**TASK INPUT:**
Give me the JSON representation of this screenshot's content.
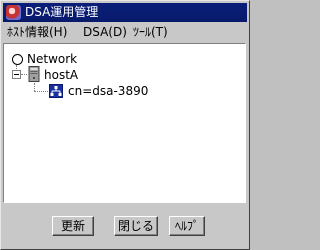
{
  "window": {
    "title": "DSA運用管理"
  },
  "menu": [
    {
      "label": "ﾎｽﾄ情報(H)"
    },
    {
      "label": "DSA(D)"
    },
    {
      "label": "ﾂｰﾙ(T)"
    }
  ],
  "tree": {
    "root": {
      "label": "Network"
    },
    "host": {
      "label": "hostA"
    },
    "dsa": {
      "label": "cn=dsa-3890"
    }
  },
  "buttons": {
    "refresh": "更新",
    "close": "閉じる",
    "help": "ﾍﾙﾌﾟ"
  },
  "colors": {
    "titlebar": "#0a1f7a",
    "window_bg": "#c8c8c8",
    "tree_bg": "#ffffff"
  }
}
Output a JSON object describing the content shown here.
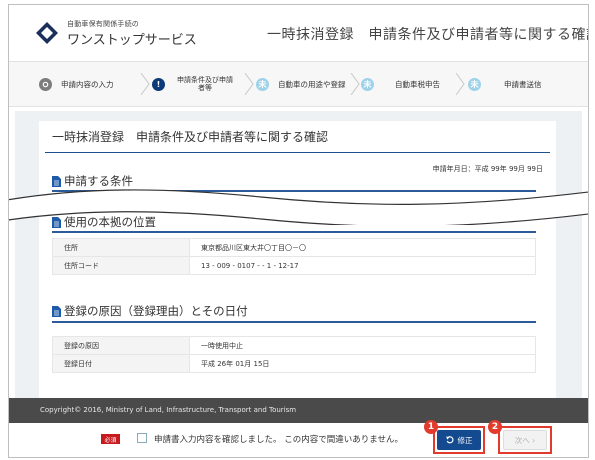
{
  "header": {
    "logo_sub": "自動車保有関係手続の",
    "logo_main": "ワンストップサービス",
    "title": "一時抹消登録　申請条件及び申請者等に関する確認"
  },
  "steps": [
    {
      "num": "",
      "label": "申請内容の入力",
      "state": "done"
    },
    {
      "num": "!",
      "label": "申請条件及び申請者等",
      "state": "active"
    },
    {
      "num": "未",
      "label": "自動車の用途や登録",
      "state": "todo"
    },
    {
      "num": "未",
      "label": "自動車税申告",
      "state": "todo"
    },
    {
      "num": "未",
      "label": "申請書送信",
      "state": "todo"
    }
  ],
  "page": {
    "title": "一時抹消登録　申請条件及び申請者等に関する確認",
    "application_date": "申請年月日：平成 99年 99月 99日"
  },
  "sections": {
    "conditions": {
      "title": "申請する条件"
    },
    "location": {
      "title": "使用の本拠の位置",
      "rows": [
        {
          "key": "住所",
          "value": "東京都品川区東大井〇丁目〇－〇"
        },
        {
          "key": "住所コード",
          "value": "13 - 009 - 0107 - - 1 - 12-17"
        }
      ]
    },
    "reason": {
      "title": "登録の原因（登録理由）とその日付",
      "rows": [
        {
          "key": "登録の原因",
          "value": "一時使用中止"
        },
        {
          "key": "登録日付",
          "value": "平成 26年 01月 15日"
        }
      ]
    }
  },
  "footer": {
    "copyright": "Copyright© 2016, Ministry of Land, Infrastructure, Transport and Tourism"
  },
  "bottom": {
    "required_badge": "必須",
    "confirm_text": "申請書入力内容を確認しました。 この内容で間違いありません。",
    "fix_button": "修正",
    "next_button": "次へ ›",
    "markers": [
      "1",
      "2"
    ]
  },
  "colors": {
    "brand_navy": "#144a8f",
    "required_red": "#c8191e",
    "highlight_red": "#e23b2e",
    "todo_blue": "#9ed2e9"
  }
}
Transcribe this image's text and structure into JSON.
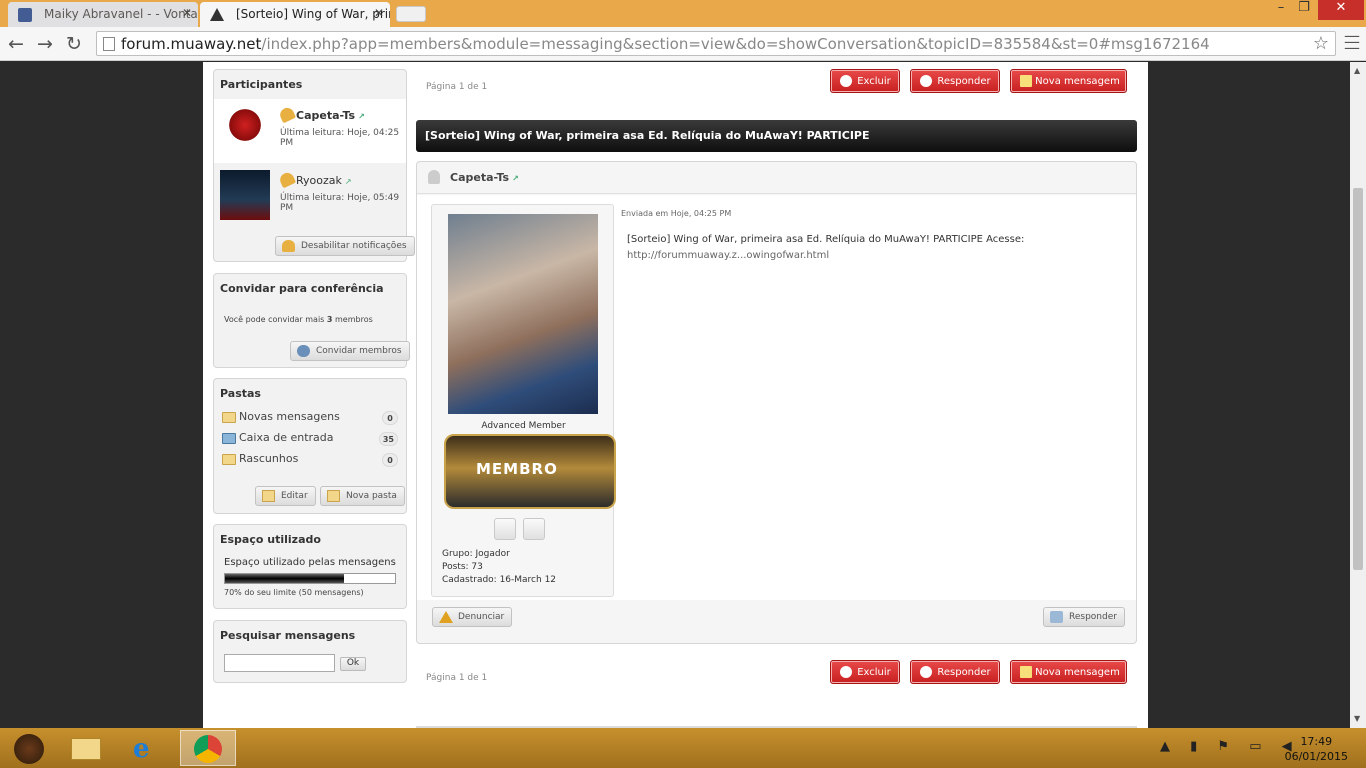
{
  "browser": {
    "tabs": [
      {
        "label": "Maiky Abravanel - - Vonta",
        "active": false
      },
      {
        "label": "[Sorteio] Wing of War, prim",
        "active": true
      }
    ],
    "url_host": "forum.muaway.net",
    "url_path": "/index.php?app=members&module=messaging&section=view&do=showConversation&topicID=835584&st=0#msg1672164"
  },
  "sidebar": {
    "participants": {
      "title": "Participantes",
      "list": [
        {
          "name": "Capeta-Ts",
          "last_read": "Última leitura: Hoje, 04:25 PM"
        },
        {
          "name": "Ryoozak",
          "last_read": "Última leitura: Hoje, 05:49 PM"
        }
      ],
      "disable_notifications": "Desabilitar notificações"
    },
    "invite": {
      "title": "Convidar para conferência",
      "text_prefix": "Você pode convidar mais ",
      "count": "3",
      "text_suffix": " membros",
      "button": "Convidar membros"
    },
    "folders": {
      "title": "Pastas",
      "items": [
        {
          "label": "Novas mensagens",
          "count": "0"
        },
        {
          "label": "Caixa de entrada",
          "count": "35"
        },
        {
          "label": "Rascunhos",
          "count": "0"
        }
      ],
      "edit": "Editar",
      "new_folder": "Nova pasta"
    },
    "space": {
      "title": "Espaço utilizado",
      "label": "Espaço utilizado pelas mensagens",
      "percent": 70,
      "caption": "70% do seu limite (50 mensagens)"
    },
    "search": {
      "title": "Pesquisar mensagens",
      "placeholder": "",
      "button": "Ok"
    }
  },
  "actions": {
    "delete": "Excluir",
    "reply": "Responder",
    "new_message": "Nova mensagem",
    "pager": "Página 1 de 1"
  },
  "topic": {
    "title": "[Sorteio] Wing of War, primeira asa Ed. Relíquia do MuAwaY! PARTICIPE"
  },
  "post": {
    "author": "Capeta-Ts",
    "rank": "Advanced Member",
    "badge": "MEMBRO",
    "group": "Grupo: Jogador",
    "posts": "Posts: 73",
    "joined": "Cadastrado: 16-March 12",
    "sent": "Enviada em Hoje, 04:25 PM",
    "text": "[Sorteio] Wing of War, primeira asa Ed. Relíquia do MuAwaY! PARTICIPE Acesse:",
    "link": "http://forummuaway.z...owingofwar.html",
    "report": "Denunciar",
    "reply": "Responder"
  },
  "taskbar": {
    "time": "17:49",
    "date": "06/01/2015"
  },
  "colors": {
    "accent_red": "#c81f1f",
    "titlebar": "#e9a84a",
    "taskbar": "#b07e26"
  }
}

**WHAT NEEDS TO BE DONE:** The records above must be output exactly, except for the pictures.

**OUTPUT FOR THIS EXERCISE:**
Give me the JSON representation of this screenshot's content.
{
  "window": {
    "title": "DSA運用管理"
  },
  "menu": [
    {
      "label": "ﾎｽﾄ情報(H)"
    },
    {
      "label": "DSA(D)"
    },
    {
      "label": "ﾂｰﾙ(T)"
    }
  ],
  "tree": {
    "root": {
      "label": "Network"
    },
    "host": {
      "label": "hostA"
    },
    "dsa": {
      "label": "cn=dsa-3890"
    }
  },
  "buttons": {
    "refresh": "更新",
    "close": "閉じる",
    "help": "ﾍﾙﾌﾟ"
  },
  "colors": {
    "titlebar": "#0a1f7a",
    "window_bg": "#c8c8c8",
    "tree_bg": "#ffffff"
  }
}
Output a JSON object describing the content shown here.
{
  "header": {
    "logo_sub": "自動車保有関係手続の",
    "logo_main": "ワンストップサービス",
    "title": "一時抹消登録　申請条件及び申請者等に関する確認"
  },
  "steps": [
    {
      "num": "",
      "label": "申請内容の入力",
      "state": "done"
    },
    {
      "num": "!",
      "label": "申請条件及び申請者等",
      "state": "active"
    },
    {
      "num": "未",
      "label": "自動車の用途や登録",
      "state": "todo"
    },
    {
      "num": "未",
      "label": "自動車税申告",
      "state": "todo"
    },
    {
      "num": "未",
      "label": "申請書送信",
      "state": "todo"
    }
  ],
  "page": {
    "title": "一時抹消登録　申請条件及び申請者等に関する確認",
    "application_date": "申請年月日：平成 99年 99月 99日"
  },
  "sections": {
    "conditions": {
      "title": "申請する条件"
    },
    "location": {
      "title": "使用の本拠の位置",
      "rows": [
        {
          "key": "住所",
          "value": "東京都品川区東大井〇丁目〇－〇"
        },
        {
          "key": "住所コード",
          "value": "13 - 009 - 0107 - - 1 - 12-17"
        }
      ]
    },
    "reason": {
      "title": "登録の原因（登録理由）とその日付",
      "rows": [
        {
          "key": "登録の原因",
          "value": "一時使用中止"
        },
        {
          "key": "登録日付",
          "value": "平成 26年 01月 15日"
        }
      ]
    }
  },
  "footer": {
    "copyright": "Copyright© 2016, Ministry of Land, Infrastructure, Transport and Tourism"
  },
  "bottom": {
    "required_badge": "必須",
    "confirm_text": "申請書入力内容を確認しました。 この内容で間違いありません。",
    "fix_button": "修正",
    "next_button": "次へ ›",
    "markers": [
      "1",
      "2"
    ]
  },
  "colors": {
    "brand_navy": "#144a8f",
    "required_red": "#c8191e",
    "highlight_red": "#e23b2e",
    "todo_blue": "#9ed2e9"
  }
}
Transcribe this image's text and structure into JSON.
{
  "browser": {
    "tabs": [
      {
        "label": "Maiky Abravanel - - Vonta",
        "active": false
      },
      {
        "label": "[Sorteio] Wing of War, prim",
        "active": true
      }
    ],
    "url_host": "forum.muaway.net",
    "url_path": "/index.php?app=members&module=messaging&section=view&do=showConversation&topicID=835584&st=0#msg1672164"
  },
  "sidebar": {
    "participants": {
      "title": "Participantes",
      "list": [
        {
          "name": "Capeta-Ts",
          "last_read": "Última leitura: Hoje, 04:25 PM"
        },
        {
          "name": "Ryoozak",
          "last_read": "Última leitura: Hoje, 05:49 PM"
        }
      ],
      "disable_notifications": "Desabilitar notificações"
    },
    "invite": {
      "title": "Convidar para conferência",
      "text_prefix": "Você pode convidar mais ",
      "count": "3",
      "text_suffix": " membros",
      "button": "Convidar membros"
    },
    "folders": {
      "title": "Pastas",
      "items": [
        {
          "label": "Novas mensagens",
          "count": "0"
        },
        {
          "label": "Caixa de entrada",
          "count": "35"
        },
        {
          "label": "Rascunhos",
          "count": "0"
        }
      ],
      "edit": "Editar",
      "new_folder": "Nova pasta"
    },
    "space": {
      "title": "Espaço utilizado",
      "label": "Espaço utilizado pelas mensagens",
      "percent": 70,
      "caption": "70% do seu limite (50 mensagens)"
    },
    "search": {
      "title": "Pesquisar mensagens",
      "placeholder": "",
      "button": "Ok"
    }
  },
  "actions": {
    "delete": "Excluir",
    "reply": "Responder",
    "new_message": "Nova mensagem",
    "pager": "Página 1 de 1"
  },
  "topic": {
    "title": "[Sorteio] Wing of War, primeira asa Ed. Relíquia do MuAwaY! PARTICIPE"
  },
  "post": {
    "author": "Capeta-Ts",
    "rank": "Advanced Member",
    "badge": "MEMBRO",
    "group": "Grupo: Jogador",
    "posts": "Posts: 73",
    "joined": "Cadastrado: 16-March 12",
    "sent": "Enviada em Hoje, 04:25 PM",
    "text": "[Sorteio] Wing of War, primeira asa Ed. Relíquia do MuAwaY! PARTICIPE Acesse:",
    "link": "http://forummuaway.z...owingofwar.html",
    "report": "Denunciar",
    "reply": "Responder"
  },
  "taskbar": {
    "time": "17:49",
    "date": "06/01/2015"
  },
  "colors": {
    "accent_red": "#c81f1f",
    "titlebar": "#e9a84a",
    "taskbar": "#b07e26"
  }
}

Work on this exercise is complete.